Saved data entries
------------------------------
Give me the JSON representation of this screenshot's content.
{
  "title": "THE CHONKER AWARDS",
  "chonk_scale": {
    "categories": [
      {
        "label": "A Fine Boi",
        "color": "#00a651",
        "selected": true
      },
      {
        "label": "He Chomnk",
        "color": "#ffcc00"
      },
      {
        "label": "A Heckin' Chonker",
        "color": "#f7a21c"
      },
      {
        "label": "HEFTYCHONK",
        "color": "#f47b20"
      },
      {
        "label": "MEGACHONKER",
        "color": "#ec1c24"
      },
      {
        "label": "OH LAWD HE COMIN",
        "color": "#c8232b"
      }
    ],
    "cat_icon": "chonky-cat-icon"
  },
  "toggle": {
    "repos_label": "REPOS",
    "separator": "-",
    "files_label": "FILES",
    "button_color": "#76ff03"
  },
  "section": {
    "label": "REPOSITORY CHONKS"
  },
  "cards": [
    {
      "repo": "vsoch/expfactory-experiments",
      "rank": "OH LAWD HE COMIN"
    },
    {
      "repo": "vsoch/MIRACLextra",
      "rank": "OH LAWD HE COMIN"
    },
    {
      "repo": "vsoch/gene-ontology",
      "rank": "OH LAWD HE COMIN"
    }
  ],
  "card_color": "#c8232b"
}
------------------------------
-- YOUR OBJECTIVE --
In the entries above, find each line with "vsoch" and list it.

-- SOLUTION FOR THIS EXERCISE --
      "repo": "vsoch/expfactory-experiments",
      "repo": "vsoch/MIRACLextra",
      "repo": "vsoch/gene-ontology",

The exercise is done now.